> ABOUT THIS EXERCISE:
An exact copy of the entries below is required, with all pictures removed.

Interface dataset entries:
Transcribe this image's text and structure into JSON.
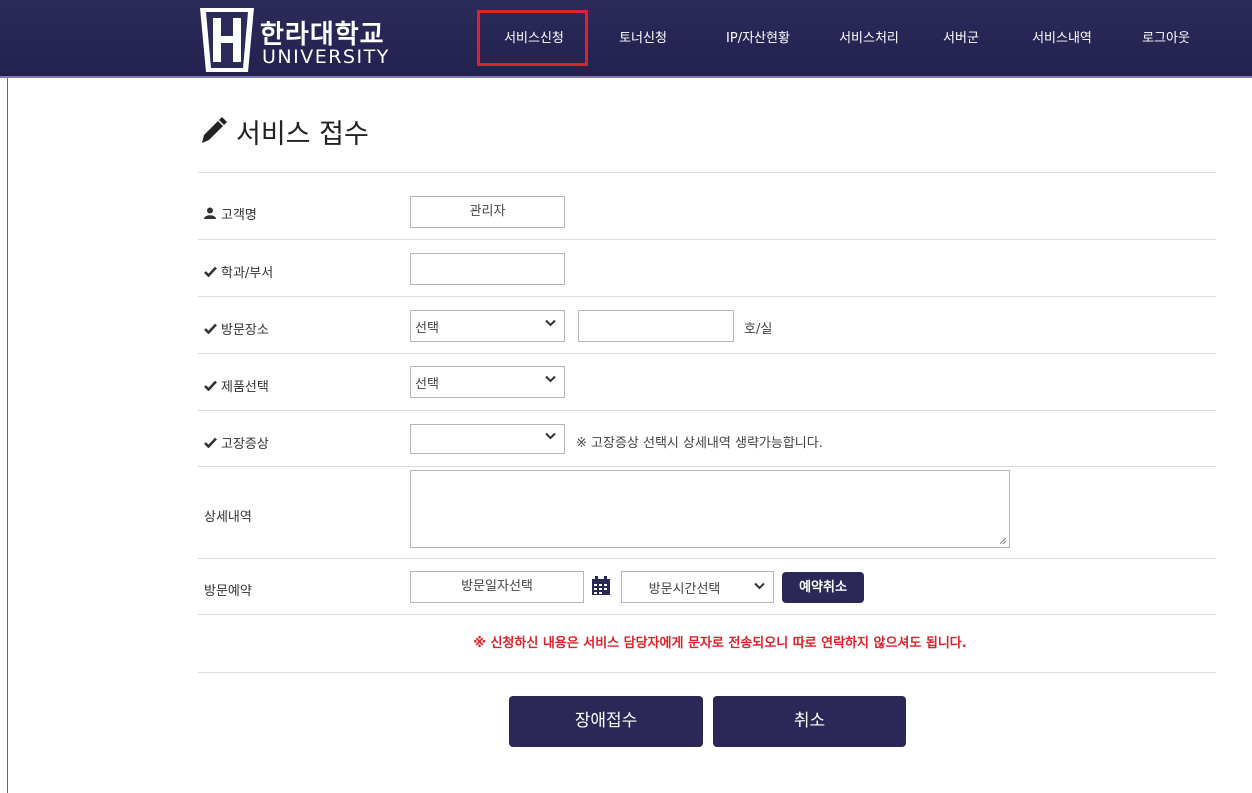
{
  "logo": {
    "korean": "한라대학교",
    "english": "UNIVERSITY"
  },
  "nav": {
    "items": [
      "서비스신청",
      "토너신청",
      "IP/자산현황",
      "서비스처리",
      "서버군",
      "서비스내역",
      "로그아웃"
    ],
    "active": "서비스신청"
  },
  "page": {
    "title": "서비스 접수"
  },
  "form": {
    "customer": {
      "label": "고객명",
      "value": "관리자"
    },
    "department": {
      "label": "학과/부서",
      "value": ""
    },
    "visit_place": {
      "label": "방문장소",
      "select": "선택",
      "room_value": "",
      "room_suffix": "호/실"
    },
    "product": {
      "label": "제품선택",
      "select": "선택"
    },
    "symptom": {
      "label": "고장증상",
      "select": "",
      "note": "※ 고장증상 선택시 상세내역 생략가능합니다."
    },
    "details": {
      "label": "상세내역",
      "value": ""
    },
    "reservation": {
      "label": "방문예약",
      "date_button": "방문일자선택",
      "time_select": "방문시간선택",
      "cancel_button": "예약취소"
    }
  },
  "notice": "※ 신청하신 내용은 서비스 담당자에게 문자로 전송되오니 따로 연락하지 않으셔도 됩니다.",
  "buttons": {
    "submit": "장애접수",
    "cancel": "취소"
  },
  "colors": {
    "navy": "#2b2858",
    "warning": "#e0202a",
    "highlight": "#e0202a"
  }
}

> TASK ANSWER:
Transcribe this image's text and structure into JSON.
{
  "logo": {
    "korean": "한라대학교",
    "english": "UNIVERSITY"
  },
  "nav": {
    "items": [
      "서비스신청",
      "토너신청",
      "IP/자산현황",
      "서비스처리",
      "서버군",
      "서비스내역",
      "로그아웃"
    ],
    "active": "서비스신청"
  },
  "page": {
    "title": "서비스 접수"
  },
  "form": {
    "customer": {
      "label": "고객명",
      "value": "관리자"
    },
    "department": {
      "label": "학과/부서",
      "value": ""
    },
    "visit_place": {
      "label": "방문장소",
      "select": "선택",
      "room_value": "",
      "room_suffix": "호/실"
    },
    "product": {
      "label": "제품선택",
      "select": "선택"
    },
    "symptom": {
      "label": "고장증상",
      "select": "",
      "note": "※ 고장증상 선택시 상세내역 생략가능합니다."
    },
    "details": {
      "label": "상세내역",
      "value": ""
    },
    "reservation": {
      "label": "방문예약",
      "date_button": "방문일자선택",
      "time_select": "방문시간선택",
      "cancel_button": "예약취소"
    }
  },
  "notice": "※ 신청하신 내용은 서비스 담당자에게 문자로 전송되오니 따로 연락하지 않으셔도 됩니다.",
  "buttons": {
    "submit": "장애접수",
    "cancel": "취소"
  },
  "colors": {
    "navy": "#2b2858",
    "warning": "#e0202a",
    "highlight": "#e0202a"
  }
}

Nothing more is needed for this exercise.